As you may know, February marks Black History Month in American culture. Within today's context, this time of the year has an even greater meaning for many in this country, as the momentous social dynamics and political events elevate the awareness of racial and ethnic discourses. While minorities have historically been unrepresented or misrepresented in media, they have had an enormous influence and made meaningful contributions to societal trends and traditions that are current today. It should come as no surprise to some that African rhythmic tribal beats have preceded the birth of many music genres that have defined popular culture and shaped many generations, including: rock and roll, rhythm and blues, and jazz, just to name a few. Nevertheless, the contributions and impact of the Black/African-American collective and various other cultural groups often go unnoticed as they become part of mainstream America. In marketing and market research in particular, it is important to understand the root and nuances of these influences and patterns in order to get a good handle on how they touch other cultural groups, effectively becoming a multicultural phenomenon.
At the core, Black History Month is more than a focus on Blacks in America, but an introspective moment set aside to understand basic human empathy and a remembrance of the struggles that are met in the journey to achieving universal rights for all people, regardless of their innate characteristics. It not only honors overcoming these struggles but also the strong vibrancy of a people and the achievements they have contributed to help build this society. In that sense, for market researchers and the marketing community, Black History Month is not about marketing; it is about understanding each other. It's about building a genuine sense of empathy.
To partake in the celebration of this month, join us for a series of blog posts that will highlight specific lifestyle dimensions within this group, to discuss context (past and present) and how we think marketers can leverage these insights to bring value to their brands that communicate not only with this community but with cultural groups who are affected by their struggles, triumphs, and daily cultural practice.

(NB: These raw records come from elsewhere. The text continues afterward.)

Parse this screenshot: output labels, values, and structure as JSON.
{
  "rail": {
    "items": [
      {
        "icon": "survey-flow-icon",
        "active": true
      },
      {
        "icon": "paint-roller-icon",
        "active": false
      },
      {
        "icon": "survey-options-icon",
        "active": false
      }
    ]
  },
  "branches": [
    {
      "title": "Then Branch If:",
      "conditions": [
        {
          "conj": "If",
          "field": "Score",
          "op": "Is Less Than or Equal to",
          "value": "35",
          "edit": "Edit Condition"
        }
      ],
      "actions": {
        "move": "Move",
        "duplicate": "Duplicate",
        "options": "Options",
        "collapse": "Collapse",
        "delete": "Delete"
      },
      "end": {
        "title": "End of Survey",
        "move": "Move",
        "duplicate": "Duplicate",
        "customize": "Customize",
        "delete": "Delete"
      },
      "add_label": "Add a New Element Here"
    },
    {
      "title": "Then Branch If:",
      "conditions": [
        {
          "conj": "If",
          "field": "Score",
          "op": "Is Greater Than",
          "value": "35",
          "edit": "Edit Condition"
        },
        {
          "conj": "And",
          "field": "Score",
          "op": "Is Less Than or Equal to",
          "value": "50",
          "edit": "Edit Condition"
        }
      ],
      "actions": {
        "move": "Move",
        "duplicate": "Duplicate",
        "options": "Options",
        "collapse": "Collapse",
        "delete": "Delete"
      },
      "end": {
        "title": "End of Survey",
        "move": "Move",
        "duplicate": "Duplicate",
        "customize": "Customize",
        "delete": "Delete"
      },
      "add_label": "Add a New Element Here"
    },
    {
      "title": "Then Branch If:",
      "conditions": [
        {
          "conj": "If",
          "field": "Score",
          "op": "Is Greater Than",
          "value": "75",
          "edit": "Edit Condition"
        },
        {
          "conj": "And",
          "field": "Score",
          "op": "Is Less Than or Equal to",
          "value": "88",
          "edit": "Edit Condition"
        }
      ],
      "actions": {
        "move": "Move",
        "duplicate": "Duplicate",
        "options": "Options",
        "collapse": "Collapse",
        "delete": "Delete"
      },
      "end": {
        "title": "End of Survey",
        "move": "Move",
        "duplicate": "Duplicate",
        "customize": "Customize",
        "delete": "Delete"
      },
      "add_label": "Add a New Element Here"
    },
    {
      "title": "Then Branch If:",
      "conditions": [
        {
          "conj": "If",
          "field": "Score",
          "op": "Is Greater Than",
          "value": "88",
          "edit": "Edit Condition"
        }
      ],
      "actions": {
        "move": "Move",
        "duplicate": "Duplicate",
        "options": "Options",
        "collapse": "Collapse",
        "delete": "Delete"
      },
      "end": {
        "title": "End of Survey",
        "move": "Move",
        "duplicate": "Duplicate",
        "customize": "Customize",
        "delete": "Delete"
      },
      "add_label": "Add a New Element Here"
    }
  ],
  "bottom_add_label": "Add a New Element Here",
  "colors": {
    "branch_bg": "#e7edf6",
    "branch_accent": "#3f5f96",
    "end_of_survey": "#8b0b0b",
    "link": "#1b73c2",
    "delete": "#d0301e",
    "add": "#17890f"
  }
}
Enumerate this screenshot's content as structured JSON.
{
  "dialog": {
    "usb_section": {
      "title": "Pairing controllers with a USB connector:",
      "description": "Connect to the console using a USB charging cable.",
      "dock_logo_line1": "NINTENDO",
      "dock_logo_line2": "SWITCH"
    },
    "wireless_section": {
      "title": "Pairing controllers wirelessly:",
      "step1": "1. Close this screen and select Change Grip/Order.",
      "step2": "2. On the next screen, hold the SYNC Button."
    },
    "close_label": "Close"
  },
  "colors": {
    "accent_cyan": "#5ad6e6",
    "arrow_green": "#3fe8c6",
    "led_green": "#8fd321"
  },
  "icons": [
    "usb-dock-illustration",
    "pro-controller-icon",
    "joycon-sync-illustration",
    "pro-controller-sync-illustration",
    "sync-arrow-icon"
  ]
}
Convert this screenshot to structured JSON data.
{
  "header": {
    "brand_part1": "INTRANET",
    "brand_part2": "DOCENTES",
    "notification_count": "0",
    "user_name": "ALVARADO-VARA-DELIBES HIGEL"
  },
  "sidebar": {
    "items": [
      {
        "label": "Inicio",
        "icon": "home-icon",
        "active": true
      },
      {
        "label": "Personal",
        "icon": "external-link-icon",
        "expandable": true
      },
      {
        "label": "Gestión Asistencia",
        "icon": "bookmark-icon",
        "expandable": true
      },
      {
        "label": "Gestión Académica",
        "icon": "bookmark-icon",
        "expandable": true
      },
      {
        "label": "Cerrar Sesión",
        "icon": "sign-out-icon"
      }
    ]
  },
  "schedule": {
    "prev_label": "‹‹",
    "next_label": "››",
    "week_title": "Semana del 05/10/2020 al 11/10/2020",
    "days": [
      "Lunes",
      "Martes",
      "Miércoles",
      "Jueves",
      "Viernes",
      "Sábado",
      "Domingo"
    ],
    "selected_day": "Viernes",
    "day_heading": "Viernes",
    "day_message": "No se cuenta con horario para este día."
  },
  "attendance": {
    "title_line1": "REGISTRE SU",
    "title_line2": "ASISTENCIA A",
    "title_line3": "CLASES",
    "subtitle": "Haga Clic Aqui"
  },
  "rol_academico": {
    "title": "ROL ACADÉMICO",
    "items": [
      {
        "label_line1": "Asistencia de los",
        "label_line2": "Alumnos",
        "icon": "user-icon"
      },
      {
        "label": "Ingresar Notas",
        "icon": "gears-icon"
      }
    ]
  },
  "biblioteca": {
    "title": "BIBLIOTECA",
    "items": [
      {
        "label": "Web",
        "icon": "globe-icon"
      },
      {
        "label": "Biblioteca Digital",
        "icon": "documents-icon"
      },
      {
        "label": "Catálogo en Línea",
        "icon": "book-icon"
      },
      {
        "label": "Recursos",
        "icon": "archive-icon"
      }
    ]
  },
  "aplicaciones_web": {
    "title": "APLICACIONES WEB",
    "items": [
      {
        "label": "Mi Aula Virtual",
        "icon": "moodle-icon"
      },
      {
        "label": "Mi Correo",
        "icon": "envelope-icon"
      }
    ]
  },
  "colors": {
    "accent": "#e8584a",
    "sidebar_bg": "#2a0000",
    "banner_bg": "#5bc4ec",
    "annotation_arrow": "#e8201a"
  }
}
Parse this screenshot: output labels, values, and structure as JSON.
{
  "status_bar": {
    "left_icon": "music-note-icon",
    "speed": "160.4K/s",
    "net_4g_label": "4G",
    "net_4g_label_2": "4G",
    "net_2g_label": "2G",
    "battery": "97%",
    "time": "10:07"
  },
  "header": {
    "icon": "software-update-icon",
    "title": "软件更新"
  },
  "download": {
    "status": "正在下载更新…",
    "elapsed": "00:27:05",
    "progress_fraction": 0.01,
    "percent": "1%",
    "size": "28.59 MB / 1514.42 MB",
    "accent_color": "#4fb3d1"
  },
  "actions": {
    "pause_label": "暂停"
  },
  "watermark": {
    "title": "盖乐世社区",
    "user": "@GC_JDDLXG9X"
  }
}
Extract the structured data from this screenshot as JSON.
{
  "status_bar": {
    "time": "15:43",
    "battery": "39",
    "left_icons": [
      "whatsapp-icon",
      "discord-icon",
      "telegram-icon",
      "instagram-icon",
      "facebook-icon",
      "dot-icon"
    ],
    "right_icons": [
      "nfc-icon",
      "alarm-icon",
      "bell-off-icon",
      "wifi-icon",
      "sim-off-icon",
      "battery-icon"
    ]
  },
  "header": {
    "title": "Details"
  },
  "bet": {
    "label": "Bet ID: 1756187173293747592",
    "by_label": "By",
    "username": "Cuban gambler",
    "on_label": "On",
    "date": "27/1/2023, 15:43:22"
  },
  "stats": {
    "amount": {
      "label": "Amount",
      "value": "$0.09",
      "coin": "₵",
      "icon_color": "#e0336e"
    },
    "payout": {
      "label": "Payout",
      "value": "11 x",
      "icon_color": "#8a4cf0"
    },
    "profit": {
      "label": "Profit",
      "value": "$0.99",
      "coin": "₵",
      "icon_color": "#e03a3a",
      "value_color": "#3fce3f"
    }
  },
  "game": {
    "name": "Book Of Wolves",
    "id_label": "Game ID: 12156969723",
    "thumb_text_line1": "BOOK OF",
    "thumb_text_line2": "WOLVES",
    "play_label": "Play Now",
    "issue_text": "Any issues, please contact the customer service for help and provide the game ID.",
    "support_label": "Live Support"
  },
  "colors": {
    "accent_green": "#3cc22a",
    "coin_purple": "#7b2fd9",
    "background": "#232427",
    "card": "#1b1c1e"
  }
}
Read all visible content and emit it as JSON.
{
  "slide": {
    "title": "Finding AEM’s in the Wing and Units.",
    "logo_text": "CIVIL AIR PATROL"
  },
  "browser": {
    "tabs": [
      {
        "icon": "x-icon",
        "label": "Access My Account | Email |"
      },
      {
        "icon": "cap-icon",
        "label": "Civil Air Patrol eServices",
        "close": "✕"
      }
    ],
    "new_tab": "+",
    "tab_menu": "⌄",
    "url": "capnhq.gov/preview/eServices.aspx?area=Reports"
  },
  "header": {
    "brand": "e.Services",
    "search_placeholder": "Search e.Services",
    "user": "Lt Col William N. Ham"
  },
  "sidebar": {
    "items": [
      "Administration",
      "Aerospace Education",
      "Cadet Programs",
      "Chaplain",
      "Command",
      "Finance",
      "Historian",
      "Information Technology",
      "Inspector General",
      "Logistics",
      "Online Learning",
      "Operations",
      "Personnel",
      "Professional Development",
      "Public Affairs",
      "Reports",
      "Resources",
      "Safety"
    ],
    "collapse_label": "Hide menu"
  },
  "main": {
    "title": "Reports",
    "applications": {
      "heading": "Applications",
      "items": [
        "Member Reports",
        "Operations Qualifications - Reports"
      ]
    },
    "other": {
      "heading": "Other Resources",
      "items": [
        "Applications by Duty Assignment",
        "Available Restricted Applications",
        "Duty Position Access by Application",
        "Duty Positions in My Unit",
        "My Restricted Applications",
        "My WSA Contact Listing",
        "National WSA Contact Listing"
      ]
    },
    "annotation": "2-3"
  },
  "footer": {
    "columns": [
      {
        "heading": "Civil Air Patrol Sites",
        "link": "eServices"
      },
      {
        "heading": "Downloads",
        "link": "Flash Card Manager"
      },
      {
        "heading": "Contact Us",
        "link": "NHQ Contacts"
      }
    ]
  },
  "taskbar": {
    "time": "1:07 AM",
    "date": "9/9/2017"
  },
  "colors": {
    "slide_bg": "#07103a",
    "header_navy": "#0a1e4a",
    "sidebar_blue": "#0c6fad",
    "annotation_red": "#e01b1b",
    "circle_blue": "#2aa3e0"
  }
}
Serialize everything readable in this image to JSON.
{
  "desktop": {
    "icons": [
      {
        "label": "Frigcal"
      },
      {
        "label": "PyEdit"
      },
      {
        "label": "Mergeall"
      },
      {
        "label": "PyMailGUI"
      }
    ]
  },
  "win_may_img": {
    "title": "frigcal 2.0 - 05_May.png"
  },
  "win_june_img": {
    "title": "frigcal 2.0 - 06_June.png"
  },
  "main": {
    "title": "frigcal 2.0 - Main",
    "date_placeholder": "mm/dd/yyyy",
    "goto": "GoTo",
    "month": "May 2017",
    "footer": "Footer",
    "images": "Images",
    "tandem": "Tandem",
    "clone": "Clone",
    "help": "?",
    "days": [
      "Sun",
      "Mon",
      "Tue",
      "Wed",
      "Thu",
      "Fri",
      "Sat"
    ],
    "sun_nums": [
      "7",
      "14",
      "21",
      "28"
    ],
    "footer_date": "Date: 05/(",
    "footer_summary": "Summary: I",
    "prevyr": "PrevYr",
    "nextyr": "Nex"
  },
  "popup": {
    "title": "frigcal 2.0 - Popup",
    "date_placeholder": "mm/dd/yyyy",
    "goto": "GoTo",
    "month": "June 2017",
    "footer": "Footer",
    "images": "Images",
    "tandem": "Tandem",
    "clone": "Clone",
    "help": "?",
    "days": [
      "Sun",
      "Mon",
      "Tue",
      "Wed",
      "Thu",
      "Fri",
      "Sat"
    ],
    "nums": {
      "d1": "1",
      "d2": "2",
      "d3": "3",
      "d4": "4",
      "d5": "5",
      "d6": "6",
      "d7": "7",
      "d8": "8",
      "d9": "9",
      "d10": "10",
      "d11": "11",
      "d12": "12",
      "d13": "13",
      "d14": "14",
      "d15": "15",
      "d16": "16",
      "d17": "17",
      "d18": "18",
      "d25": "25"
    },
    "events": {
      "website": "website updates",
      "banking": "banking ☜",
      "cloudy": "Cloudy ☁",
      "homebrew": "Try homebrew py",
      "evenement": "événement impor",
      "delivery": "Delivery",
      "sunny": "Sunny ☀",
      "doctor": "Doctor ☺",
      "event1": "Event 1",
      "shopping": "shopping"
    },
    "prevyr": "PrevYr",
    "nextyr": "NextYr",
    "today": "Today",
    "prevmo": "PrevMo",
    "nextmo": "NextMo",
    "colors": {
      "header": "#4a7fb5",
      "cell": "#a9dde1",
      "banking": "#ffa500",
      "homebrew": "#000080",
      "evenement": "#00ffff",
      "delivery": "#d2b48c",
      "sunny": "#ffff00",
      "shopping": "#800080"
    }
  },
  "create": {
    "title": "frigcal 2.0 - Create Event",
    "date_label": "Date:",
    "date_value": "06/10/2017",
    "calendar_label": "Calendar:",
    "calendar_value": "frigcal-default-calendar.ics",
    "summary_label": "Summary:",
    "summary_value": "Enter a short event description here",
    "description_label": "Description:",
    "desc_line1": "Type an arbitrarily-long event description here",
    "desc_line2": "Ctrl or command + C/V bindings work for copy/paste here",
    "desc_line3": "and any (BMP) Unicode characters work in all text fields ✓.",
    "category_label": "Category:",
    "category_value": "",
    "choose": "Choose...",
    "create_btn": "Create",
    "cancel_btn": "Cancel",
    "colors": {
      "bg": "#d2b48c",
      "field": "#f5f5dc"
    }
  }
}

To start you off, we invite you to view our video, "Being African-American"; a short, yet powerful, look at the opinions of millennial African-Americans or view our infographic highlighting information on Black History Month and what it means for marketers. And, join us every week this month as we touch on various topics that are important to the African-American culture and as we share insights into how marketers can better speak to these consumers through their products and marketing.